The indicators were misleading. Avakian turned out to be all in – this was an announcement that he’s running for the House seat held now held by fellow Democrat David Wu. He had campaign staff at the read, even a campaign logo on the handouts – and a large stack of envelopes of campaign contributions. And the small room was packed with 60 or so people; discounting for maybe a dozen media types, that was a fairly large and enthusiastic turnout for a primary challenge.
He had a solid group of endorsers present, including Metro President Tom Hughes (there was a cute story about how Hughes was teaching the high school class where Avakian met his wife), and Roy Jay, the president of the area African American Chamber of Commerce. And, maybe most notable (in this challenge to Wu), Stephen Ying, executive director of the Chinese Consolidated Benevolent Association. A longish list of endorsers also included people like House Majority Leader Dave Hunt and a number of local government officials. Such a long roster of endorsers isn’t usual for an in-party challenger of an incumbent officeholder.

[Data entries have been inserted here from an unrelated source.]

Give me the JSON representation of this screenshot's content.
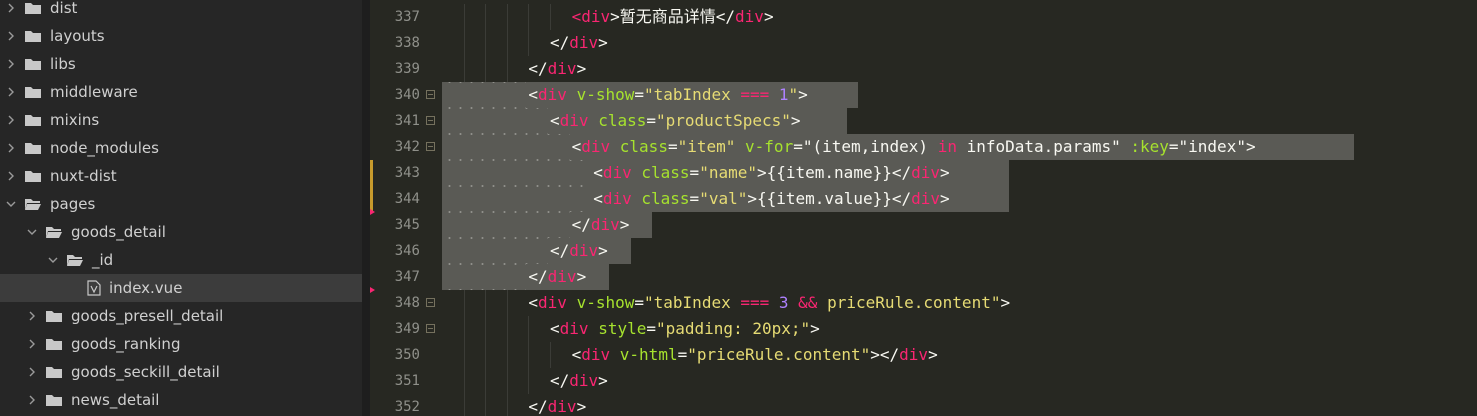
{
  "sidebar": {
    "items": [
      {
        "label": "dist",
        "type": "folder",
        "depth": 0,
        "expanded": false
      },
      {
        "label": "layouts",
        "type": "folder",
        "depth": 0,
        "expanded": false
      },
      {
        "label": "libs",
        "type": "folder",
        "depth": 0,
        "expanded": false
      },
      {
        "label": "middleware",
        "type": "folder",
        "depth": 0,
        "expanded": false
      },
      {
        "label": "mixins",
        "type": "folder",
        "depth": 0,
        "expanded": false
      },
      {
        "label": "node_modules",
        "type": "folder",
        "depth": 0,
        "expanded": false
      },
      {
        "label": "nuxt-dist",
        "type": "folder",
        "depth": 0,
        "expanded": false
      },
      {
        "label": "pages",
        "type": "folder",
        "depth": 0,
        "expanded": true
      },
      {
        "label": "goods_detail",
        "type": "folder",
        "depth": 1,
        "expanded": true
      },
      {
        "label": "_id",
        "type": "folder",
        "depth": 2,
        "expanded": true
      },
      {
        "label": "index.vue",
        "type": "file",
        "depth": 3,
        "selected": true
      },
      {
        "label": "goods_presell_detail",
        "type": "folder",
        "depth": 1,
        "expanded": false
      },
      {
        "label": "goods_ranking",
        "type": "folder",
        "depth": 1,
        "expanded": false
      },
      {
        "label": "goods_seckill_detail",
        "type": "folder",
        "depth": 1,
        "expanded": false
      },
      {
        "label": "news_detail",
        "type": "folder",
        "depth": 1,
        "expanded": false
      }
    ]
  },
  "editor": {
    "lines": [
      {
        "n": "337",
        "indent": 12,
        "fold": false,
        "tokens": [
          [
            "tag",
            "<div"
          ],
          [
            "pl",
            ">暂无商品详情</"
          ],
          [
            "tag",
            "div"
          ],
          [
            "pl",
            ">"
          ]
        ]
      },
      {
        "n": "338",
        "indent": 10,
        "fold": false,
        "tokens": [
          [
            "pl",
            "</"
          ],
          [
            "tag",
            "div"
          ],
          [
            "pl",
            ">"
          ]
        ]
      },
      {
        "n": "339",
        "indent": 8,
        "fold": false,
        "tokens": [
          [
            "pl",
            "</"
          ],
          [
            "tag",
            "div"
          ],
          [
            "pl",
            ">"
          ]
        ]
      },
      {
        "n": "340",
        "indent": 8,
        "fold": true,
        "selected": true,
        "tokens": [
          [
            "pl",
            "<"
          ],
          [
            "tag",
            "div"
          ],
          [
            "pl",
            " "
          ],
          [
            "attr",
            "v-show"
          ],
          [
            "pl",
            "="
          ],
          [
            "str",
            "\"tabIndex "
          ],
          [
            "op",
            "==="
          ],
          [
            "str",
            " "
          ],
          [
            "num",
            "1"
          ],
          [
            "str",
            "\""
          ],
          [
            "pl",
            ">"
          ]
        ]
      },
      {
        "n": "341",
        "indent": 10,
        "fold": true,
        "selected": true,
        "tokens": [
          [
            "pl",
            "<"
          ],
          [
            "tag",
            "div"
          ],
          [
            "pl",
            " "
          ],
          [
            "attr",
            "class"
          ],
          [
            "pl",
            "="
          ],
          [
            "str",
            "\"productSpecs\""
          ],
          [
            "pl",
            ">"
          ]
        ]
      },
      {
        "n": "342",
        "indent": 12,
        "fold": true,
        "selected": true,
        "tokens": [
          [
            "pl",
            "<"
          ],
          [
            "tag",
            "div"
          ],
          [
            "pl",
            " "
          ],
          [
            "attr",
            "class"
          ],
          [
            "pl",
            "="
          ],
          [
            "str",
            "\"item\""
          ],
          [
            "pl",
            " "
          ],
          [
            "attr",
            "v-for"
          ],
          [
            "pl",
            "=\"(item,index) "
          ],
          [
            "op",
            "in"
          ],
          [
            "pl",
            " infoData.params\" "
          ],
          [
            "attr",
            ":key"
          ],
          [
            "pl",
            "=\"index\">"
          ]
        ]
      },
      {
        "n": "343",
        "indent": 14,
        "fold": false,
        "selected": true,
        "tokens": [
          [
            "pl",
            "<"
          ],
          [
            "tag",
            "div"
          ],
          [
            "pl",
            " "
          ],
          [
            "attr",
            "class"
          ],
          [
            "pl",
            "="
          ],
          [
            "str",
            "\"name\""
          ],
          [
            "pl",
            ">{{item.name}}</"
          ],
          [
            "tag",
            "div"
          ],
          [
            "pl",
            ">"
          ]
        ]
      },
      {
        "n": "344",
        "indent": 14,
        "fold": false,
        "selected": true,
        "tokens": [
          [
            "pl",
            "<"
          ],
          [
            "tag",
            "div"
          ],
          [
            "pl",
            " "
          ],
          [
            "attr",
            "class"
          ],
          [
            "pl",
            "="
          ],
          [
            "str",
            "\"val\""
          ],
          [
            "pl",
            ">{{item.value}}</"
          ],
          [
            "tag",
            "div"
          ],
          [
            "pl",
            ">"
          ]
        ]
      },
      {
        "n": "345",
        "indent": 12,
        "fold": false,
        "selected": true,
        "tokens": [
          [
            "pl",
            "</"
          ],
          [
            "tag",
            "div"
          ],
          [
            "pl",
            ">"
          ]
        ]
      },
      {
        "n": "346",
        "indent": 10,
        "fold": false,
        "selected": true,
        "tokens": [
          [
            "pl",
            "</"
          ],
          [
            "tag",
            "div"
          ],
          [
            "pl",
            ">"
          ]
        ]
      },
      {
        "n": "347",
        "indent": 8,
        "fold": false,
        "selected": true,
        "tokens": [
          [
            "pl",
            "</"
          ],
          [
            "tag",
            "div"
          ],
          [
            "pl",
            ">"
          ]
        ]
      },
      {
        "n": "348",
        "indent": 8,
        "fold": true,
        "tokens": [
          [
            "pl",
            "<"
          ],
          [
            "tag",
            "div"
          ],
          [
            "pl",
            " "
          ],
          [
            "attr",
            "v-show"
          ],
          [
            "pl",
            "="
          ],
          [
            "str",
            "\"tabIndex "
          ],
          [
            "op",
            "==="
          ],
          [
            "str",
            " "
          ],
          [
            "num",
            "3"
          ],
          [
            "str",
            " "
          ],
          [
            "op",
            "&&"
          ],
          [
            "str",
            " priceRule.content\""
          ],
          [
            "pl",
            ">"
          ]
        ]
      },
      {
        "n": "349",
        "indent": 10,
        "fold": true,
        "tokens": [
          [
            "pl",
            "<"
          ],
          [
            "tag",
            "div"
          ],
          [
            "pl",
            " "
          ],
          [
            "attr",
            "style"
          ],
          [
            "pl",
            "="
          ],
          [
            "str",
            "\"padding: 20px;\""
          ],
          [
            "pl",
            ">"
          ]
        ]
      },
      {
        "n": "350",
        "indent": 12,
        "fold": false,
        "tokens": [
          [
            "pl",
            "<"
          ],
          [
            "tag",
            "div"
          ],
          [
            "pl",
            " "
          ],
          [
            "attr",
            "v-html"
          ],
          [
            "pl",
            "="
          ],
          [
            "str",
            "\"priceRule.content\""
          ],
          [
            "pl",
            "></"
          ],
          [
            "tag",
            "div"
          ],
          [
            "pl",
            ">"
          ]
        ]
      },
      {
        "n": "351",
        "indent": 10,
        "fold": false,
        "tokens": [
          [
            "pl",
            "</"
          ],
          [
            "tag",
            "div"
          ],
          [
            "pl",
            ">"
          ]
        ]
      },
      {
        "n": "352",
        "indent": 8,
        "fold": false,
        "tokens": [
          [
            "pl",
            "</"
          ],
          [
            "tag",
            "div"
          ],
          [
            "pl",
            ">"
          ]
        ]
      }
    ]
  },
  "icons": {
    "folder": "folder-icon",
    "folder_open": "folder-open-icon",
    "file": "vue-file-icon",
    "chevron_right": "chevron-right-icon",
    "chevron_down": "chevron-down-icon"
  },
  "colors": {
    "sidebar_bg": "#262626",
    "editor_bg": "#272822",
    "selection": "#5a5a55",
    "tag": "#f92672",
    "attr": "#a6e22e",
    "string": "#e6db74",
    "number": "#ae81ff",
    "modified_marker": "#c79a2c"
  }
}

But the situation is unusual. Wu has had a series of personal problems and incidents over the last year or so, unusual or hard-to-explain behavior, and a high number of departures of key staff, and all of it very visibly reported (especially in the Oregonian). He has made little progress since putting those concerns to rest. The Avakian announcement was a clear indicator that many of the leading Democrats in the area aren’t conmfortable with Wu continuing as the 1st district flagbearer.
Ad the early announcement sounds like a signal that many of them have decided to sign on with Avakian, probably foreclosing the possibility of a splintered field of major challengers.
Avakian and his endorsers didn’t much mention Wu at all, saying only that the district was in need of “tough and effective” representation, not just the right decisions on floor votes. (Probably wouldn’t be a lot of daylight between Avakian and Wu on those.) The closest to a shot at Wu was when Avakian said he planned to hold plenty of meetings around the district, everyone was welcome and “you won’t need an appointment” – a reference to Wu’s recent one-by-one, by-appointment series of meetings with constituents.
The decision not to has on Wu at the announcement, or likely in upcoming events, is easy enough to understand: Avakian is seeking support from many of the same people who have been voting for Wu, and wants to talk about his own agenda, which he outlined effectively this morning. There’s also the possibility that Wu might opt out if he isn’t pushed too hard (though his recent announcement of substantial campaign contributions last quarter would argue against any soon opt-out).
That kind of a hard to head may be coming, though. Avakian is now asking his fellow Democrats to fire the Democrat who has represented them in Congress for more than a decade. At some point, if Wu stays in, he’s going to have to deeper into the sticky question of why they should do that.
UPDATE: Avakian’s web site is up.Share on Facebook